The claim that President Trump and his administration failed to respond to the mass shooting at the Tree of Life Synagogue in October 2018 is also false. Mr. Trump, accompanied by his family, visited the Tree of Life shortly after the shooting to show his support for the congregation.
As for saying nothing about the rise of anti-Semitism in 2019, it was President Trump who signed an executive order ordering the Department of Education to focus on anti-Semitism on college campuses, a serious simmering issue. for decades.
There are many legitimate arguments for and against President Trump. George Orwell’s âTwo Minutes of Hateâ is not one of them. Such expressions only add to the hyperpartisan and dangerous (yes dangerous) polarization in the country. Let’s all try to look at those with whom we disagree with a sense of fairness and respect. The alternative is not good, not good at all.
“And the FÃ¼hrer was a wonderful dancer”
The letter from Mr. Steve Astrachan in the November 9 edition (“Trump had the right idea”) lamenting the fact that Trump is not receiving his due from the Jews in his efforts for peace in the Middle East or his executive order leading the The Department of Education’s Civil Rights Office to Respond to Anti-Jewish Discrimination reminded me of the line from “The Producers,” in which the playwright told Max Bialystok and Leo Bloom that “few people knew that, but the Fuhrer was a formidable dancer. . “
Hitler may have been a great dancer, and Trump may have done some good things along the way (he ignored his greatest achievement, Operation Warp Speed, which drove the development of Covid vaccines in a record, but he didn’t praise it because he didn’t want to alienate the wacky anti-vax among his base of support), but when it comes to anti-Semitism, his record is atrocious:
During the 2016 campaign, he retweeted a right-wing meme in which the Star of David hovered above bags of money.
He not only refused to condemn the hateful and murderous mob in Charlottesville, who chanted “The Jews will not replace us,” he said there were “some great people on both sides.”

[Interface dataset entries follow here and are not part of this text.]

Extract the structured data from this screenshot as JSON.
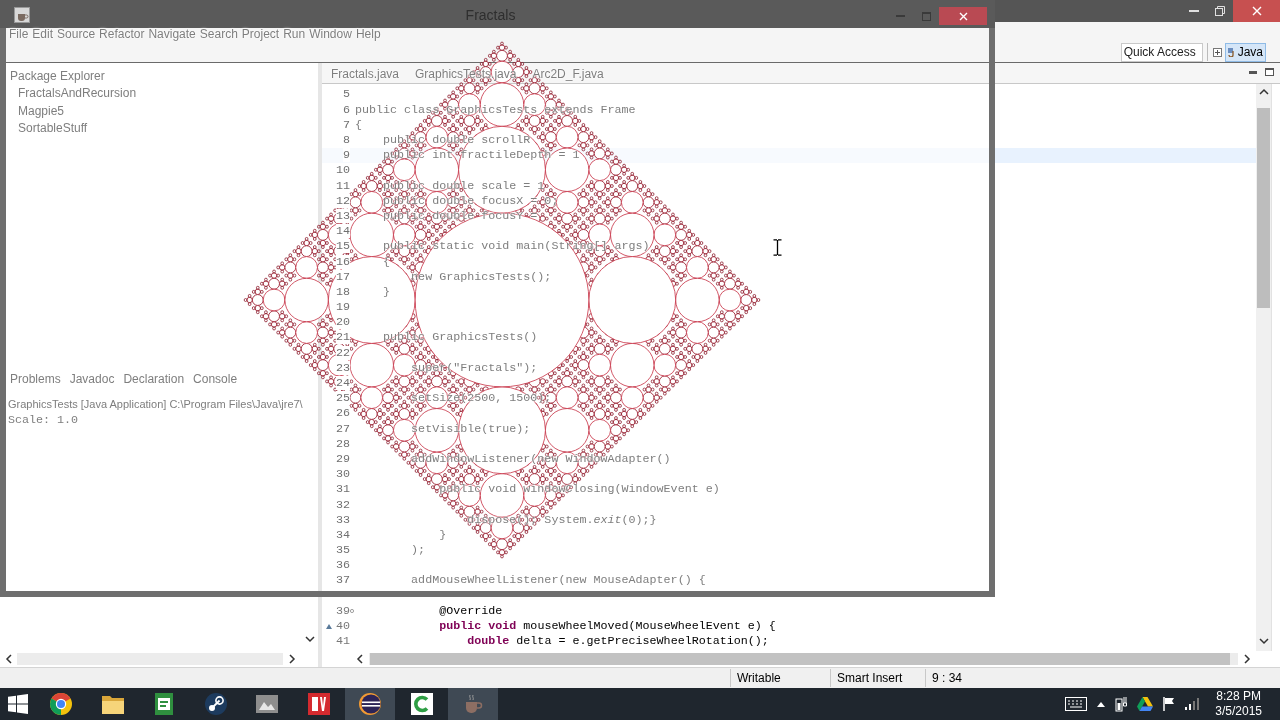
{
  "fractals_window": {
    "title": "Fractals"
  },
  "eclipse": {
    "menu": [
      "File",
      "Edit",
      "Source",
      "Refactor",
      "Navigate",
      "Search",
      "Project",
      "Run",
      "Window",
      "Help"
    ],
    "quick_access": {
      "placeholder": "Quick Access"
    },
    "perspectives": [
      {
        "label": "Java",
        "selected": true
      }
    ],
    "package_explorer": {
      "title": "Package Explorer",
      "projects": [
        "FractalsAndRecursion",
        "Magpie5",
        "SortableStuff"
      ]
    },
    "console": {
      "tabs": [
        "Problems",
        "Javadoc",
        "Declaration",
        "Console"
      ],
      "description": "GraphicsTests [Java Application] C:\\Program Files\\Java\\jre7\\",
      "output": [
        "Scale: 1.0"
      ]
    },
    "editor": {
      "tabs": [
        "Fractals.java",
        "GraphicsTests.java",
        "Arc2D_F.java"
      ],
      "lines": [
        {
          "kind": "line",
          "number": "5",
          "current": false
        },
        {
          "kind": "line",
          "number": "6",
          "text": "public class GraphicsTests extends Frame",
          "current": false
        },
        {
          "kind": "line",
          "number": "7",
          "text": "{",
          "current": false
        },
        {
          "kind": "line",
          "number": "8",
          "text": "    public double scrollR",
          "current": false
        },
        {
          "kind": "line",
          "number": "9",
          "text": "    public int fractileDepth = 1",
          "current": true
        },
        {
          "kind": "line",
          "number": "10",
          "current": false
        },
        {
          "kind": "line",
          "number": "11",
          "text": "    public double scale = 1",
          "current": false
        },
        {
          "kind": "line",
          "number": "12",
          "text": "    public double focusX = 0;",
          "current": false
        },
        {
          "kind": "line",
          "number": "13",
          "text": "    public double focusY =",
          "current": false
        },
        {
          "kind": "line",
          "number": "14",
          "current": false
        },
        {
          "kind": "line",
          "number": "15",
          "text": "    public static void main(String[] args)",
          "current": false
        },
        {
          "kind": "line",
          "number": "16",
          "text": "    {",
          "current": false
        },
        {
          "kind": "line",
          "number": "17",
          "text": "        new GraphicsTests();",
          "current": false
        },
        {
          "kind": "line",
          "number": "18",
          "text": "    }",
          "current": false
        },
        {
          "kind": "line",
          "number": "19",
          "current": false
        },
        {
          "kind": "line",
          "number": "20",
          "current": false
        },
        {
          "kind": "line",
          "number": "21",
          "text": "    public GraphicsTests()",
          "current": false
        },
        {
          "kind": "line",
          "number": "22",
          "current": false
        },
        {
          "kind": "line",
          "number": "23",
          "text": "        super(\"Fractals\");",
          "current": false
        },
        {
          "kind": "line",
          "number": "24",
          "current": false
        },
        {
          "kind": "line",
          "number": "25",
          "text": "        setSize(2500, 1500);",
          "current": false
        },
        {
          "kind": "line",
          "number": "26",
          "current": false
        },
        {
          "kind": "line",
          "number": "27",
          "text": "        setVisible(true);",
          "current": false
        },
        {
          "kind": "line",
          "number": "28",
          "current": false
        },
        {
          "kind": "line",
          "number": "29",
          "text": "        addWindowListener(new WindowAdapter()",
          "current": false
        },
        {
          "kind": "line",
          "number": "30",
          "current": false
        },
        {
          "kind": "line",
          "number": "31",
          "text": "            public void windowClosing(WindowEvent e)",
          "current": false
        },
        {
          "kind": "line",
          "number": "32",
          "current": false
        },
        {
          "kind": "line",
          "number": "33",
          "text": "                dispose(); System.*exit*(0);}",
          "current": false
        },
        {
          "kind": "line",
          "number": "34",
          "text": "            }",
          "current": false
        },
        {
          "kind": "line",
          "number": "35",
          "text": "        );",
          "current": false
        },
        {
          "kind": "line",
          "number": "36",
          "current": false
        },
        {
          "kind": "line",
          "number": "37",
          "text": "        addMouseWheelListener(new MouseAdapter() {",
          "current": false
        },
        {
          "kind": "line",
          "current": false
        },
        {
          "kind": "fold",
          "number": "39",
          "text": "            @Override",
          "current": false
        },
        {
          "kind": "override",
          "number": "40",
          "text": "            **public** **void** mouseWheelMoved(MouseWheelEvent e) {",
          "current": false
        },
        {
          "kind": "line",
          "number": "41",
          "text": "                **double** delta = e.getPreciseWheelRotation();",
          "current": false
        }
      ]
    },
    "status_bar": [
      "Writable",
      "Smart Insert",
      "9 : 34"
    ]
  },
  "taskbar": {
    "apps": [
      {
        "kind": "browser",
        "active": false
      },
      {
        "kind": "folder",
        "active": false
      },
      {
        "kind": "document",
        "active": false
      },
      {
        "kind": "game",
        "active": false
      },
      {
        "kind": "tool",
        "active": false
      },
      {
        "kind": "cad",
        "active": false
      },
      {
        "kind": "ide",
        "active": true
      },
      {
        "kind": "recorder",
        "active": false
      },
      {
        "kind": "java",
        "active": true
      }
    ],
    "clock": {
      "time": "8:28 PM",
      "date": "3/5/2015"
    }
  }
}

On January 6, he told his supporters, some of whom wore T-shirts emblazoned with “Camp Auschwitz” and “Six Million Was Not Enough”, erected scaffolding and raised the Confederate flag, to “return home in peace”.
Speaking of the followers of QAnon, the modern version of the old bloody slander that Jews kill non-Jewish children, he said “they love me very much, which I appreciate”.
Trump has never condemned the anti-Semitism and racism so prevalent among his supporters; in fact, he started his 2016 campaign with racist and hateful speech and never stopped using hatred to appeal to the darker currents of the American right. Mr. Astrachan seems to believe the old adage “the enemy of my enemy is my friend”. I would turn that around and say no, the friends of my enemies are my enemies.
In the same issue, writer Mark Snyder clarifies that the so-called Messianic synagogues are in fact churches. I guess the anti-Semites who vandalized the building in Sacramento didn’t receive this memo. It’s always a heinous act, isn’t it, Mr. Snyder?